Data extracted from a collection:
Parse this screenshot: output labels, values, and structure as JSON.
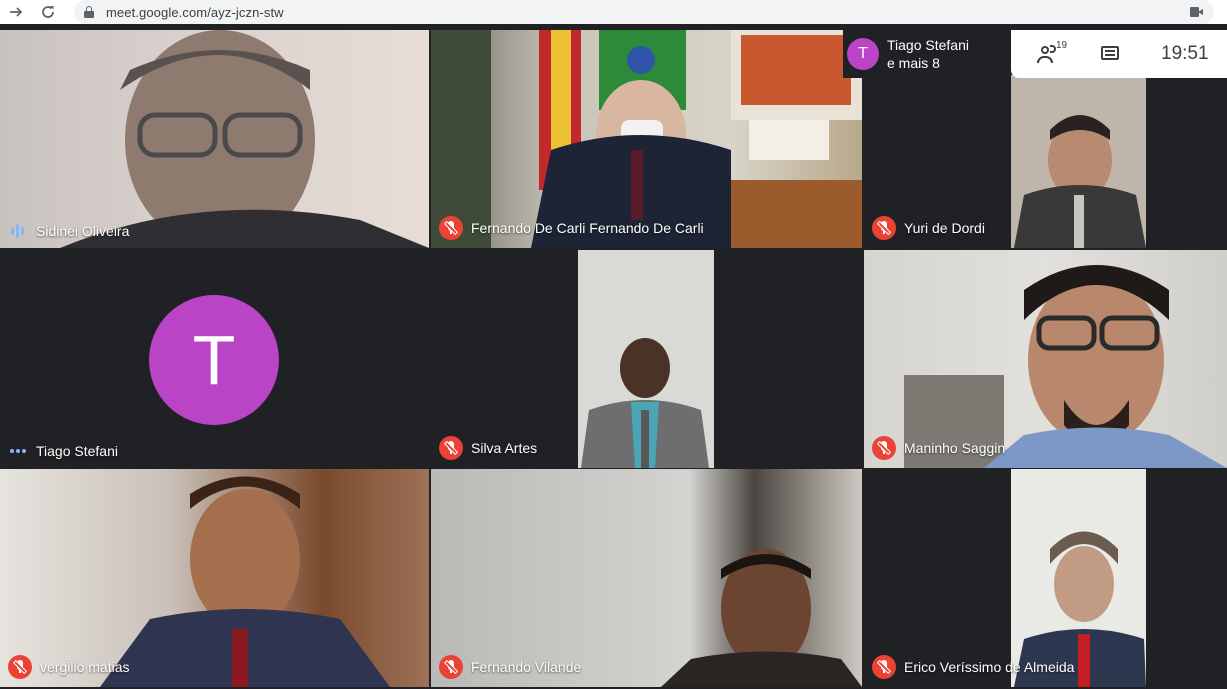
{
  "browser": {
    "url": "meet.google.com/ayz-jczn-stw",
    "icons": [
      "forward-arrow-icon",
      "reload-icon",
      "lock-icon",
      "camera-icon"
    ]
  },
  "overlay": {
    "presenter_initial": "T",
    "presenter_line1": "Tiago Stefani",
    "presenter_line2": "e mais 8",
    "participants_count": "19",
    "time": "19:51"
  },
  "tiles": [
    {
      "name": "Sidinei Oliveira",
      "status": "speaking"
    },
    {
      "name": "Fernando De Carli Fernando De Carli",
      "status": "muted"
    },
    {
      "name": "Yuri de Dordi",
      "status": "muted"
    },
    {
      "name": "Tiago Stefani",
      "status": "idle",
      "avatar_initial": "T"
    },
    {
      "name": "Silva Artes",
      "status": "muted"
    },
    {
      "name": "Maninho Saggin",
      "status": "muted"
    },
    {
      "name": "vergilio matias",
      "status": "muted"
    },
    {
      "name": "Fernando Vilande",
      "status": "muted"
    },
    {
      "name": "Erico Veríssimo de Almeida",
      "status": "muted"
    }
  ],
  "colors": {
    "background": "#202124",
    "mic_off": "#ea4335",
    "avatar": "#b944c5",
    "speaking": "#8ab4f8"
  }
}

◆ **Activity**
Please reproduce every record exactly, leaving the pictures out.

◆ **Solution below**
Parse this screenshot: output labels, values, and structure as JSON.
{
  "browser": {
    "url": "meet.google.com/ayz-jczn-stw",
    "icons": [
      "forward-arrow-icon",
      "reload-icon",
      "lock-icon",
      "camera-icon"
    ]
  },
  "overlay": {
    "presenter_initial": "T",
    "presenter_line1": "Tiago Stefani",
    "presenter_line2": "e mais 8",
    "participants_count": "19",
    "time": "19:51"
  },
  "tiles": [
    {
      "name": "Sidinei Oliveira",
      "status": "speaking"
    },
    {
      "name": "Fernando De Carli Fernando De Carli",
      "status": "muted"
    },
    {
      "name": "Yuri de Dordi",
      "status": "muted"
    },
    {
      "name": "Tiago Stefani",
      "status": "idle",
      "avatar_initial": "T"
    },
    {
      "name": "Silva Artes",
      "status": "muted"
    },
    {
      "name": "Maninho Saggin",
      "status": "muted"
    },
    {
      "name": "vergilio matias",
      "status": "muted"
    },
    {
      "name": "Fernando Vilande",
      "status": "muted"
    },
    {
      "name": "Erico Veríssimo de Almeida",
      "status": "muted"
    }
  ],
  "colors": {
    "background": "#202124",
    "mic_off": "#ea4335",
    "avatar": "#b944c5",
    "speaking": "#8ab4f8"
  }
}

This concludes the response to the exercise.